→ Source data
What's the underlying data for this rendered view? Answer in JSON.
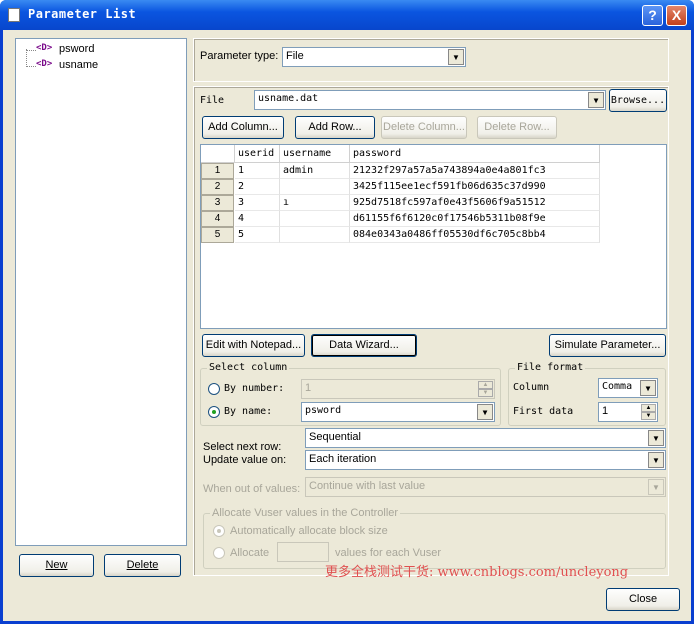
{
  "window": {
    "title": "Parameter List",
    "help_glyph": "?",
    "close_glyph": "X"
  },
  "tree": {
    "items": [
      {
        "icon": "<D>",
        "label": "psword"
      },
      {
        "icon": "<D>",
        "label": "usname"
      }
    ]
  },
  "left_buttons": {
    "new": "New",
    "delete": "Delete"
  },
  "param_type": {
    "label": "Parameter type:",
    "value": "File"
  },
  "file": {
    "label": "File",
    "value": "usname.dat",
    "browse": "Browse..."
  },
  "toolbar": {
    "add_column": "Add Column...",
    "add_row": "Add Row...",
    "delete_column": "Delete Column...",
    "delete_row": "Delete Row..."
  },
  "table": {
    "headers": [
      "userid",
      "username",
      "password"
    ],
    "rows": [
      {
        "num": "1",
        "cells": [
          "1",
          "admin",
          "21232f297a57a5a743894a0e4a801fc3"
        ]
      },
      {
        "num": "2",
        "cells": [
          "2",
          "",
          "3425f115ee1ecf591fb06d635c37d990"
        ]
      },
      {
        "num": "3",
        "cells": [
          "3",
          "ı",
          "925d7518fc597af0e43f5606f9a51512"
        ]
      },
      {
        "num": "4",
        "cells": [
          "4",
          "",
          "d61155f6f6120c0f17546b5311b08f9e"
        ]
      },
      {
        "num": "5",
        "cells": [
          "5",
          "",
          "084e0343a0486ff05530df6c705c8bb4"
        ]
      }
    ]
  },
  "actions": {
    "edit_notepad": "Edit with Notepad...",
    "data_wizard": "Data Wizard...",
    "simulate": "Simulate Parameter..."
  },
  "select_column": {
    "title": "Select column",
    "by_number_label": "By number:",
    "by_number_value": "1",
    "by_name_label": "By name:",
    "by_name_value": "psword"
  },
  "file_format": {
    "title": "File format",
    "column_label": "Column",
    "column_value": "Comma",
    "first_data_label": "First data",
    "first_data_value": "1"
  },
  "select_next_row": {
    "label": "Select next row:",
    "value": "Sequential"
  },
  "update_value": {
    "label": "Update value on:",
    "value": "Each iteration"
  },
  "out_of_values": {
    "label": "When out of values:",
    "value": "Continue with last value"
  },
  "allocate": {
    "title": "Allocate Vuser values in the Controller",
    "auto_label": "Automatically allocate block size",
    "allocate_label": "Allocate",
    "values_label": "values for each Vuser",
    "allocate_value": ""
  },
  "close_button": "Close",
  "watermark": "更多全栈测试干货: www.cnblogs.com/uncleyong"
}
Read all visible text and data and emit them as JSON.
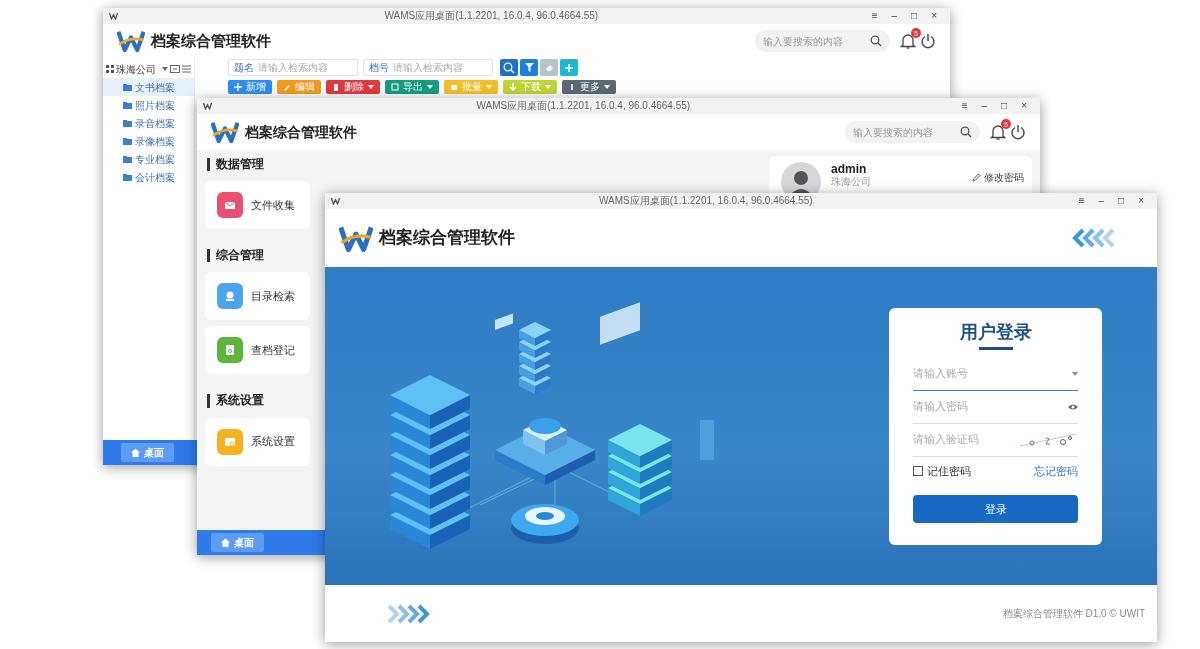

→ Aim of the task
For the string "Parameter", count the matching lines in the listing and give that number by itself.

→ Your response
3